August 10, 2009 - 7:24 pmDo defects occur completely randomly or in clusters? If the latter i would think entirely random sampling might not be the most efficient.

## Gagandeep S. Datta

August 19, 2009 - 4:56 amWhen we talk of hyper-geometric distribution, we require the following data to establish a probability:

• the number of successes in the sample

• the size of the sample

• the number of successes in the population

• the population size

In excel the formula is entered as HYPGEOMDIST(the number of successes in the sample, the size of the sample, the number of successes in the population, the population size)

Let me first illustrate using a lottery example. For e.g., If we want the probability of getting 3 winning numbers in a lottery of 49 numbers where we draw 6 numbers, it is equivalent to saying, “any 3 from 6 in 49 of 1/49% (2.04%),” which in excel translates to: =HYPGEOMDIST(3,6,6,49) = 1.77%

So in the example stated by you, in this scenario,

– the number of defectives in the sample = 0

– the size of the sample = 100

– the number of defectives in the population = 36

– the population size = 1000

Which in excel translates to: =HYPGEOMDIST(0,100,36,1000) = 2.09676%

## Ron Pereira

August 19, 2009 - 6:34 amThanks for the excellent analysis, Gagandeep! I, and I’m sure those without Minitab access, appreciate the time you took to share this!

## Gagandeep S. Datta

August 19, 2009 - 9:20 amRon

I have a leading question to this … suppose we did not have the defectives count in the population (which 99.9% is true!). i.e.,

– the number of defectives in the sample = 0

– the size of the sample = 100

– the number of defectives in the population = “unknown”

– the population size = 1000

What I have boserved is that many examples assume ” the number of defectives in the population = the size of the sample” i.e.,

– the number of defectives in the sample = 0

– the size of the sample = 100

– the number of defectives in the population = 100

– the population size = 1000

Why is this so the case?

For e.g., suppose we want the probability of getting 3 winning numbers in a lottery of 49 numbers where we draw 6 numbers. This is equivalent to saying, any 3 from 6 in 49 of 1/49% (2.04%).
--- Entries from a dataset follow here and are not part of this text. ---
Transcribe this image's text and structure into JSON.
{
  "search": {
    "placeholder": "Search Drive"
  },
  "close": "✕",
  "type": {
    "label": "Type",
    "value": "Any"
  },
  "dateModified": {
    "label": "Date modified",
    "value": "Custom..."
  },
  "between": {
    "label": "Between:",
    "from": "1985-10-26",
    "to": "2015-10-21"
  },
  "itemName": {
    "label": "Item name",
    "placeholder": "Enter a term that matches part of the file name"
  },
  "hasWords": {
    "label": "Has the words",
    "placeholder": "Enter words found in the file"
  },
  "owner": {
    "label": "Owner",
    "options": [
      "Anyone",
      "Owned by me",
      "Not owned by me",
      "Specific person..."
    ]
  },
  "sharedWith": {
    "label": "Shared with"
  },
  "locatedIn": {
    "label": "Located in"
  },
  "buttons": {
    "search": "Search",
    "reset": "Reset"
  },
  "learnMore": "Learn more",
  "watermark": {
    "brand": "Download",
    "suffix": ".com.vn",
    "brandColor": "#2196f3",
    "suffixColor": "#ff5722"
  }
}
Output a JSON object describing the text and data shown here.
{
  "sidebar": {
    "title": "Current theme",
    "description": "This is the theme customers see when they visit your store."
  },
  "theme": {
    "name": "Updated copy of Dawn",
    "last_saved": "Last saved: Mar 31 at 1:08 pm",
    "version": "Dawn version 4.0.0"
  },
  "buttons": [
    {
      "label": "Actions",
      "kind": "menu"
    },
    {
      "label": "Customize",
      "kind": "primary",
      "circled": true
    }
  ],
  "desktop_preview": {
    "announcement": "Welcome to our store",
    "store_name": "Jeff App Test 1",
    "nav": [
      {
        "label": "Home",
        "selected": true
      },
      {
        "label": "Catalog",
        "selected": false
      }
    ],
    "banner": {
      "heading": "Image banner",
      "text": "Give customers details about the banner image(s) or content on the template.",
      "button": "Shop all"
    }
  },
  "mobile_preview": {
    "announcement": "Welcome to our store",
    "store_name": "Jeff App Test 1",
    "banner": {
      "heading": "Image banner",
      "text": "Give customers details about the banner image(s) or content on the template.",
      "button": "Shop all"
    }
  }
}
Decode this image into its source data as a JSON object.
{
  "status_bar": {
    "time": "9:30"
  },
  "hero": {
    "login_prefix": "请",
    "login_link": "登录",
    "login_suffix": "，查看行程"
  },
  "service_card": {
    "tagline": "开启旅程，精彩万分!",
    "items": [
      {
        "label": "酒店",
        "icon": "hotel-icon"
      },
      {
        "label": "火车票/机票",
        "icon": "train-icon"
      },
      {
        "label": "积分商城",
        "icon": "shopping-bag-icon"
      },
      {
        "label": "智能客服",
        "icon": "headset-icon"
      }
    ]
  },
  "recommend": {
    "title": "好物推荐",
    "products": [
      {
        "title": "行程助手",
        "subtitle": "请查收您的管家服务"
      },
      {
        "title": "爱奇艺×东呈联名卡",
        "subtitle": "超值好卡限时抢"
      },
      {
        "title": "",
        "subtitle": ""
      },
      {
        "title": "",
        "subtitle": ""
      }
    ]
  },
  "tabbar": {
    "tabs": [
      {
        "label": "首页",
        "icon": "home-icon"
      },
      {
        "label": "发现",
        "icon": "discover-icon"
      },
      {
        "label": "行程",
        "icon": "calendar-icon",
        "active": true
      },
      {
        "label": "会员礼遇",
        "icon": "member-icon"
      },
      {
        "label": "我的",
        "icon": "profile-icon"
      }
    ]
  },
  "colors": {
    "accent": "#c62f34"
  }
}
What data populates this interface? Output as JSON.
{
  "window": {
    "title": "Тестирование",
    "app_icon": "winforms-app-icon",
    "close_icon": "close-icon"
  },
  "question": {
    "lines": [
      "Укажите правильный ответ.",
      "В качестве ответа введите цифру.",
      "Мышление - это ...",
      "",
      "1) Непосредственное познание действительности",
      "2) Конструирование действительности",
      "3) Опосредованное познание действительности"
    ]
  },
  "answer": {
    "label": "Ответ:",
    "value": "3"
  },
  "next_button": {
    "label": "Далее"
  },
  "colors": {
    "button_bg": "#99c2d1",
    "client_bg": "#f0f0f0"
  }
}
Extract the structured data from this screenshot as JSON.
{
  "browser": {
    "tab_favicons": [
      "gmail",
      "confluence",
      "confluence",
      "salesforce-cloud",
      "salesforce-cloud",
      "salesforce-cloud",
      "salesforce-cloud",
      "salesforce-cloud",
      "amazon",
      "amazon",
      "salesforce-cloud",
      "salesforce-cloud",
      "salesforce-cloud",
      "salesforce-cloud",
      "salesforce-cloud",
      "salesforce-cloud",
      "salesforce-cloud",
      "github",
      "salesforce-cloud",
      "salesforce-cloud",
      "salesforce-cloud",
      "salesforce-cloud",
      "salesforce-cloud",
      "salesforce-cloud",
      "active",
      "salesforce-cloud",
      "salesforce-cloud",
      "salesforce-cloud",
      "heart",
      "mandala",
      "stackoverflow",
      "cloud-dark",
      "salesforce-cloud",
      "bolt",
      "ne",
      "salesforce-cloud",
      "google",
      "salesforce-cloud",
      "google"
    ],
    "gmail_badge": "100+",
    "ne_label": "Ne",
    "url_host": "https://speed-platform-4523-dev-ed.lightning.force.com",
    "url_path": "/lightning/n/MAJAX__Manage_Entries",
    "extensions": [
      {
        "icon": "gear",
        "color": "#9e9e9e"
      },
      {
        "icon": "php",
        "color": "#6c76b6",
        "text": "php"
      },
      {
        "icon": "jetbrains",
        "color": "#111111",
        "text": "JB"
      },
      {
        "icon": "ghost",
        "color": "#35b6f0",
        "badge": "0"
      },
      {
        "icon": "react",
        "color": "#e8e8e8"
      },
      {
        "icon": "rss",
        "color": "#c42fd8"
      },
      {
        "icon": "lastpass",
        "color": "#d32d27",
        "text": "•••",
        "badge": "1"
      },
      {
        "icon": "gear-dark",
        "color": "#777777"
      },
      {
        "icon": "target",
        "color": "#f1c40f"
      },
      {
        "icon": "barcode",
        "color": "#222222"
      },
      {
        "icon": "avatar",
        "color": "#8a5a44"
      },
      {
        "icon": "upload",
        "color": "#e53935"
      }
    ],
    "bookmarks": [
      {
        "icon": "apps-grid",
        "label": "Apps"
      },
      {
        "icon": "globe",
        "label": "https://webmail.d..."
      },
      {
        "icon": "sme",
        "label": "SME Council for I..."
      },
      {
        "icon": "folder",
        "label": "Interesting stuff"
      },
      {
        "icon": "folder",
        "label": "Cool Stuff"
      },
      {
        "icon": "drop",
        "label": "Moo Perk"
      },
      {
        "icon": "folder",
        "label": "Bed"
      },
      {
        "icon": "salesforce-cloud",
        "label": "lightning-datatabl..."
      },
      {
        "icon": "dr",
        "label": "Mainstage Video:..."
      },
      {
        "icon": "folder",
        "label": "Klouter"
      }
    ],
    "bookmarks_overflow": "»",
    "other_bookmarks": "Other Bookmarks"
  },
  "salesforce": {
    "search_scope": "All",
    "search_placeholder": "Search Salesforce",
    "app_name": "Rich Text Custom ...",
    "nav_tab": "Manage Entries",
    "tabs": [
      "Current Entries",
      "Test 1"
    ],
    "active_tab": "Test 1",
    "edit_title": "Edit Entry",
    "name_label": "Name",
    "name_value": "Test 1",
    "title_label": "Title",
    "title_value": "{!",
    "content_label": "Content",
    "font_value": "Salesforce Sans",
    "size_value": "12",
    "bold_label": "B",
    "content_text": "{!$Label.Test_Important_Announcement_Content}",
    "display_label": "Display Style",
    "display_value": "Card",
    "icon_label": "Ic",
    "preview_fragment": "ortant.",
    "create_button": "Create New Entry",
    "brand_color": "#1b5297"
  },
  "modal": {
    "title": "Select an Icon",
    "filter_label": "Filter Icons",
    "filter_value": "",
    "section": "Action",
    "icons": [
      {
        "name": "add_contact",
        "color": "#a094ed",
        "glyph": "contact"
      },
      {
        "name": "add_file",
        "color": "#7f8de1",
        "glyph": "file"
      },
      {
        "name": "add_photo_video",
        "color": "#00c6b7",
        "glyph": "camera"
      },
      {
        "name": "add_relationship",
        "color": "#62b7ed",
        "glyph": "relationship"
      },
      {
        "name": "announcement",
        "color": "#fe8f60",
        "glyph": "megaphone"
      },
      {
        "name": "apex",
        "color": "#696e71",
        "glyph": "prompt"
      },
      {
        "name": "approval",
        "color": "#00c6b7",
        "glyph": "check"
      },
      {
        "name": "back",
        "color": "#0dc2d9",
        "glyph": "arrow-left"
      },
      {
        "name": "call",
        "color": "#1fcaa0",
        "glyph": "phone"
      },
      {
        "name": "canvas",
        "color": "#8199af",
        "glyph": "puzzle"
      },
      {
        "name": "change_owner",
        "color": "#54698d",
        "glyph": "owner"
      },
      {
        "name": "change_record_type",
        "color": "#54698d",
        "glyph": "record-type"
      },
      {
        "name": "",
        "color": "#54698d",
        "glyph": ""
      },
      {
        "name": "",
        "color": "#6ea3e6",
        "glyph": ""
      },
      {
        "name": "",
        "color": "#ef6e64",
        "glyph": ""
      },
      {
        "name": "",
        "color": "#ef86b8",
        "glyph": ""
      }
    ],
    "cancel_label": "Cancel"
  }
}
The resulting excel formula and result is =HYPGEOMDIST(3,6,6,49) = 1.77%

The reason I am seeking this is because Minitab asks for Sample-Size, Population-Size and Population-Defectives, REALITY is that we have defectives IN samples and NOT in populations (populations which are theoretically and practically infinite!).

Seek clarity.

Gagandeep

## Ron Pereira

August 19, 2009 - 9:33 amGagandeep, the key to this analysis – and really any analysis that attempts to “infer” something from a sample of data is to ensure you do a good job sampling.

My example here was made up… but in order to do what I describe for real you’d need to have confidence in your sampling plan… also, you must know how many defects or defectives we’re starting with in order to infer anything.

So, if you don’t have any data on how many defects or defectives a process has this must be your first step. Go to gemba and observe first… Mintab second. Make sense?

## Sowrirajan

August 20, 2009 - 8:35 pmHi

There seem to a basic problem with the sampling method they used.

Sampling methods use certain sample size formulae that are developed for well defined static population situations.

Though random sampling can be applied to stable processes we use systematic or sub-group sampling with clear time order to represent the process behaviour precisely.

Representativeness is the most important aspect of sampling.

Ron can correct me if i have faltered in my assessment please.

## Robert

September 1, 2009 - 7:15 amSo why talking about fixing the inspection system? If 36 products out of 1000 are busted, there is room for improvement on the manufacturing side…

Or was this about explaining the distribution in a simple way?